In 2021, there will be more innovative phishing lures designed to trick users and make attacks harder to identify. The prospect of continued social isolation has encouraged people to share more personal information online, which cybercriminals can weaponize. New fears will be used to drive people to open malicious emails – whether it’s vaccines, financial concerns related to the lockdown and any political instability.



The U.S. Department of Homeland Security’s Computer Emergency Readiness Team (CERT) notified Equifax about a vulnerability affecting certain versions of Apache Struts. They sent them an email notification regarding the same. The organization’s IT team, however, failed to identify and fix the vulnerability. This vulnerability was exploited by a hacker who gained access to Equifax’s system for more than a month. If the organization had a skilled cybersecurity team, the vulnerability could have been fixed at the earliest, saving them from the incurred damages. Now the question is how do you identify and close the cybersecurity skills gap currently present in your organization? The answer is not only have a state of the art cybersecurity solution but also to have a human firewall in place.

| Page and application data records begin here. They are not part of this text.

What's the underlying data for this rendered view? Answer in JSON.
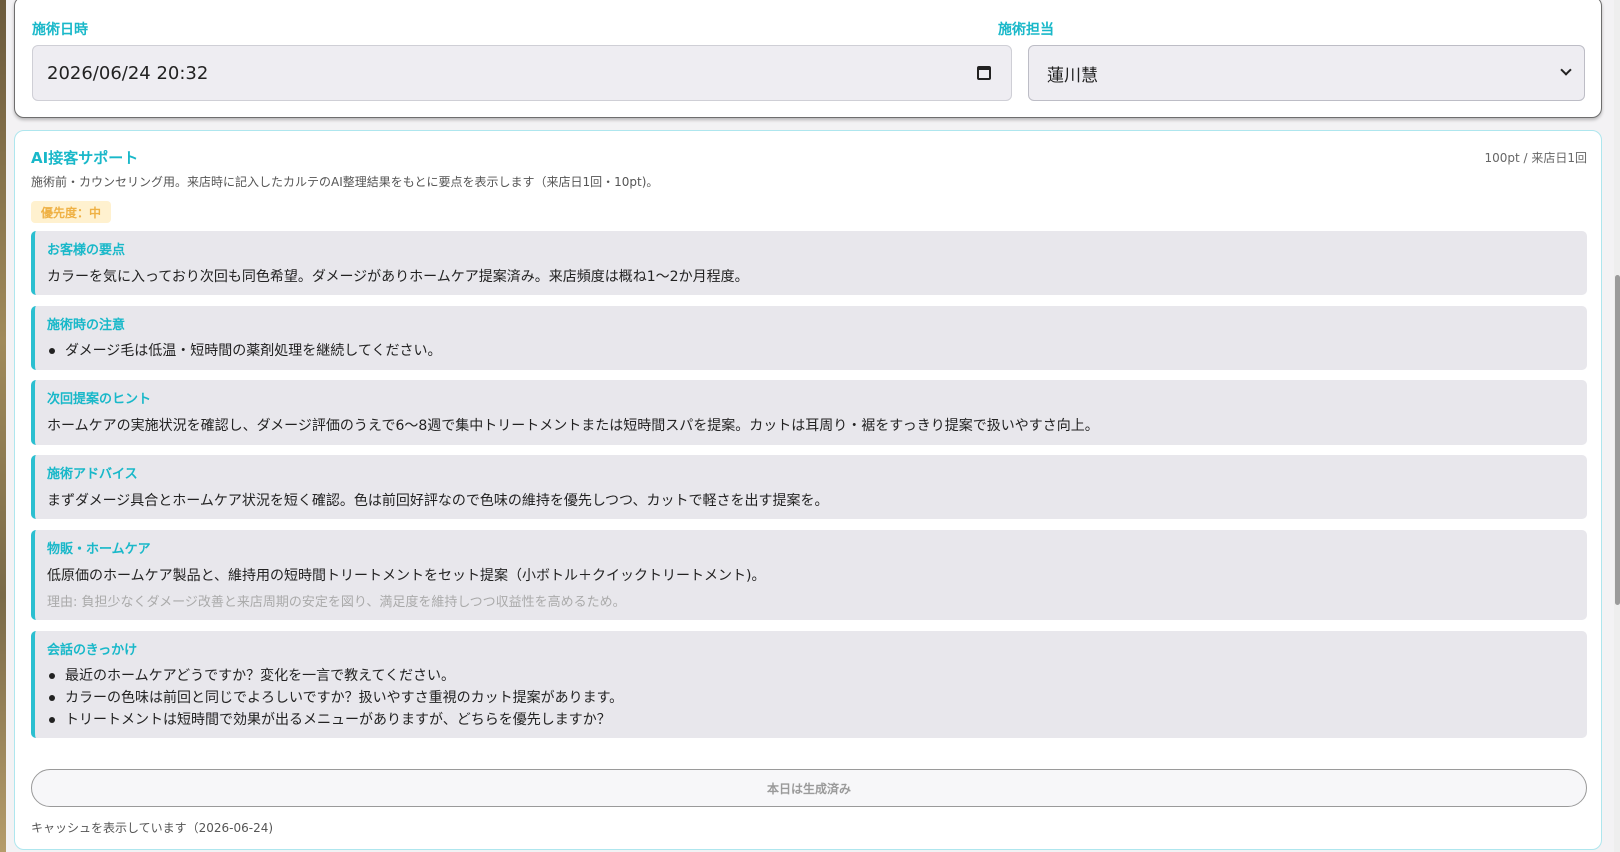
{
  "form": {
    "date_label": "施術日時",
    "date_value": "2026/06/24 20:32",
    "staff_label": "施術担当",
    "staff_value": "蓮川慧"
  },
  "ai": {
    "title": "AI接客サポート",
    "price": "100pt / 来店日1回",
    "description": "施術前・カウンセリング用。来店時に記入したカルテのAI整理結果をもとに要点を表示します（来店日1回・10pt)。",
    "priority": "優先度：中",
    "sections": [
      {
        "title": "お客様の要点",
        "body": "カラーを気に入っており次回も同色希望。ダメージがありホームケア提案済み。来店頻度は概ね1〜2か月程度。"
      },
      {
        "title": "施術時の注意",
        "bullets": [
          "ダメージ毛は低温・短時間の薬剤処理を継続してください。"
        ]
      },
      {
        "title": "次回提案のヒント",
        "body": "ホームケアの実施状況を確認し、ダメージ評価のうえで6〜8週で集中トリートメントまたは短時間スパを提案。カットは耳周り・裾をすっきり提案で扱いやすさ向上。"
      },
      {
        "title": "施術アドバイス",
        "body": "まずダメージ具合とホームケア状況を短く確認。色は前回好評なので色味の維持を優先しつつ、カットで軽さを出す提案を。"
      },
      {
        "title": "物販・ホームケア",
        "body": "低原価のホームケア製品と、維持用の短時間トリートメントをセット提案（小ボトル＋クイックトリートメント)。",
        "reason": "理由: 負担少なくダメージ改善と来店周期の安定を図り、満足度を維持しつつ収益性を高めるため。"
      },
      {
        "title": "会話のきっかけ",
        "bullets": [
          "最近のホームケアどうですか？変化を一言で教えてください。",
          "カラーの色味は前回と同じでよろしいですか？扱いやすさ重視のカット提案があります。",
          "トリートメントは短時間で効果が出るメニューがありますが、どちらを優先しますか？"
        ]
      }
    ],
    "button_label": "本日は生成済み",
    "cache_note": "キャッシュを表示しています（2026-06-24)"
  },
  "colors": {
    "accent": "#19b8c9",
    "priority_bg": "#fff1cf",
    "priority_text": "#efb145",
    "section_bg": "#e8e7ec"
  }
}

The first component for bridging the cybersecurity skills gap and building a strong foundation for a human firewall is assessing the employees’ current cybersecurity awareness. You can carry out this process by conducting baseline testing. Baseline testing involves simulating phishing and other types of cyberattacks to see how employees respond to them. This will help you discover the employees’ strengths and weaknesses and give you a clear idea of what areas need improvement. Until you have a clear understanding of the gaps in your current cybersecurity protection, you won’t be able to take the correct future steps. Building a strong human firewall to bridge the cybersecurity skills gap requires a lot of training and practice, which can cause organizations to abandon the process midway.